INSTRUCTIONS TO FOLLOW
Pick out each line of the records in which the word "être" appears.

MATERIAL FOR THIS TASK
|---|

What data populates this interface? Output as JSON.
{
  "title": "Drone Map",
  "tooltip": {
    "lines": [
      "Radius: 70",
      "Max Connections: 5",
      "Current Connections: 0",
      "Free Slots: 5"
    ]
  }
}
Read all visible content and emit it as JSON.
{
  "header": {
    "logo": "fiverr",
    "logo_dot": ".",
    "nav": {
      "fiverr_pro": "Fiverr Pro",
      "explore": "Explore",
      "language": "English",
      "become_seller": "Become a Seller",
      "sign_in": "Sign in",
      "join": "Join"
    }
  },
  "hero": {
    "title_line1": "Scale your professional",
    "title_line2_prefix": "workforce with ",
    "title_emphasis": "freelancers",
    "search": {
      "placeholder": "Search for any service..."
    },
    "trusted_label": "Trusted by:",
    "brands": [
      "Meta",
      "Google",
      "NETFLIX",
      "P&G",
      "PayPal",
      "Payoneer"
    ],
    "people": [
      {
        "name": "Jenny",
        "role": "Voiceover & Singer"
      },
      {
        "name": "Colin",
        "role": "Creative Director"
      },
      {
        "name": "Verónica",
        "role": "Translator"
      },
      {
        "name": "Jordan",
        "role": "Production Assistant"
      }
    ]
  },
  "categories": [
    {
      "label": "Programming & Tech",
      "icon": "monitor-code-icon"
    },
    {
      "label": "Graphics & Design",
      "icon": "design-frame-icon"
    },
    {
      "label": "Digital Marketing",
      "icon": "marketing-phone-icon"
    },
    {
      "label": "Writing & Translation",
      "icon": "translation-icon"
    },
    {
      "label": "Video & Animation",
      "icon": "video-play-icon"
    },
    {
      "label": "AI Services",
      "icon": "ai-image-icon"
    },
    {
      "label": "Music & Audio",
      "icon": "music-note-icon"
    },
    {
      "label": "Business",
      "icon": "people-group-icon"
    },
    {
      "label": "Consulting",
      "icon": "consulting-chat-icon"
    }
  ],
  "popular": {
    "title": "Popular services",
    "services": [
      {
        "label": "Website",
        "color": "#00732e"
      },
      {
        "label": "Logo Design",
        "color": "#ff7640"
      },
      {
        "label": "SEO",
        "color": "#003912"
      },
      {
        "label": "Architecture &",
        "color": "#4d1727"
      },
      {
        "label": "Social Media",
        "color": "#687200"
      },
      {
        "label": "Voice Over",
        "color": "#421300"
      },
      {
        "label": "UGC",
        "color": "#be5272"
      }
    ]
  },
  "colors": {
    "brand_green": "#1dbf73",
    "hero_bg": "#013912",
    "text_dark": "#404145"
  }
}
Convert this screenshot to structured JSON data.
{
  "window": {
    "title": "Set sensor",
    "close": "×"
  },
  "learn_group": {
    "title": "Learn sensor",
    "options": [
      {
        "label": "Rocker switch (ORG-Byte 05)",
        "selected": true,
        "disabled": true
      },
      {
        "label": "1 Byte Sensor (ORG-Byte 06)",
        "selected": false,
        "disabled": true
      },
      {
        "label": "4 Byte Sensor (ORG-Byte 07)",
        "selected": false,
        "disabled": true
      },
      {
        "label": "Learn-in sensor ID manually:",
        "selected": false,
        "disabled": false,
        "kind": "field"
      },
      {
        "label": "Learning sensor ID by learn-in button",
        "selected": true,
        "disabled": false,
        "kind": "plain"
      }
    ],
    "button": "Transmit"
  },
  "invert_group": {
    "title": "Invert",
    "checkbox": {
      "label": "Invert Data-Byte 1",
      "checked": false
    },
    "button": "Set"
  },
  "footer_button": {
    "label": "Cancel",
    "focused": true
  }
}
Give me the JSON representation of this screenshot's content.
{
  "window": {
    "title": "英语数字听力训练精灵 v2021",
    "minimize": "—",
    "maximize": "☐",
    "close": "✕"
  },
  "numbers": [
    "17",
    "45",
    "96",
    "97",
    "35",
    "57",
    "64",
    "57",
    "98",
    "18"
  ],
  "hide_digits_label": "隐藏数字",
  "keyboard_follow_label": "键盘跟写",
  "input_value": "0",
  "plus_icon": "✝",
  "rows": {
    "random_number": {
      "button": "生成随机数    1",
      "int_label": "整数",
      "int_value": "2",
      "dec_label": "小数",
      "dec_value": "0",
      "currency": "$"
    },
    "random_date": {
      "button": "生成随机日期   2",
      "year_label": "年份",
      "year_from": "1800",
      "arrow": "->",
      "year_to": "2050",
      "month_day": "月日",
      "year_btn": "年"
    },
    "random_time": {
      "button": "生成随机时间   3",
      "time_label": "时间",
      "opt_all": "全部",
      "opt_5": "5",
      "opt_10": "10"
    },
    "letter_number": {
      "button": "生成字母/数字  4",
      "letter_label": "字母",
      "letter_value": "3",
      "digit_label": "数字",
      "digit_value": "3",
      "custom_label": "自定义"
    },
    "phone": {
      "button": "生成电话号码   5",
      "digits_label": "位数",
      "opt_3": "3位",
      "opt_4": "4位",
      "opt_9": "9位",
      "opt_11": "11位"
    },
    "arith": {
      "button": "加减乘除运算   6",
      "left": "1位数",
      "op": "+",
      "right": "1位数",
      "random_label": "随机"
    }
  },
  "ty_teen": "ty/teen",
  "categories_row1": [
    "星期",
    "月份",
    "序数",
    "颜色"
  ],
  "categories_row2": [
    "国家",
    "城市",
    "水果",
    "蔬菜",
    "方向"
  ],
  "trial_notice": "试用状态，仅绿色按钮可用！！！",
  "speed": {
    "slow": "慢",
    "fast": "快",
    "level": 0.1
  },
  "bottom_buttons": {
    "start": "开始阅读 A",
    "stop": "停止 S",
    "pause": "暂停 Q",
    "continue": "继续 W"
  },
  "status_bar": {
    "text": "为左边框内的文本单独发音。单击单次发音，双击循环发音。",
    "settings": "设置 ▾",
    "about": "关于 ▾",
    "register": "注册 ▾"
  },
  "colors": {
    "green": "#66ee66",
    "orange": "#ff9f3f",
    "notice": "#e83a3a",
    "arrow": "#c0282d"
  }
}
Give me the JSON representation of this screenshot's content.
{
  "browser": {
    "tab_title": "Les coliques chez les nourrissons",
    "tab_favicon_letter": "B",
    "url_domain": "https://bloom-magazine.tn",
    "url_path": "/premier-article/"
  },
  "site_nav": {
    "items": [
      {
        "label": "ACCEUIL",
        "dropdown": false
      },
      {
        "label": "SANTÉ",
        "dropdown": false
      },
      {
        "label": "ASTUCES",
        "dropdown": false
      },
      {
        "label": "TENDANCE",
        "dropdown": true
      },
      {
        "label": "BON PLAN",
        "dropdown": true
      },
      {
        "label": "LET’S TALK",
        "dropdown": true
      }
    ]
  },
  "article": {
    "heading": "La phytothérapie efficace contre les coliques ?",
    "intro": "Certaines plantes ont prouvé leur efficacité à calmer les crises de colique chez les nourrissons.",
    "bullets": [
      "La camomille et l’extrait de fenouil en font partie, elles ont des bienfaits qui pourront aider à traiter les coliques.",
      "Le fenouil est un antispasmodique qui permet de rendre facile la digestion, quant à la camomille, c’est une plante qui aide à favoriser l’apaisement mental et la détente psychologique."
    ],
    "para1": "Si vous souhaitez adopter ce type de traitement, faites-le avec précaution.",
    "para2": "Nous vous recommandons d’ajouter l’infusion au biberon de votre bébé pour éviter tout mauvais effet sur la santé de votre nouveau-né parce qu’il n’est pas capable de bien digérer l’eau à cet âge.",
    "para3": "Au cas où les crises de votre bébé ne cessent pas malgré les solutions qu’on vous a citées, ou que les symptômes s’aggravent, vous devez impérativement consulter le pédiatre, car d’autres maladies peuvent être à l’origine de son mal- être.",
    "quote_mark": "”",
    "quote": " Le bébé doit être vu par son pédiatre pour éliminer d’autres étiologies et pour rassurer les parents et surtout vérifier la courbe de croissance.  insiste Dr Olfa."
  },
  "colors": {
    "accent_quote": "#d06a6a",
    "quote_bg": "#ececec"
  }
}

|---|

RESULT
    "para3": "Au cas où les crises de votre bébé ne cessent pas malgré les solutions qu’on vous a citées, ou que les symptômes s’aggravent, vous devez impérativement consulter le pédiatre, car d’autres maladies peuvent être à l’origine de son mal- être.",
    "quote": " Le bébé doit être vu par son pédiatre pour éliminer d’autres étiologies et pour rassurer les parents et surtout vérifier la courbe de croissance.  insiste Dr Olfa."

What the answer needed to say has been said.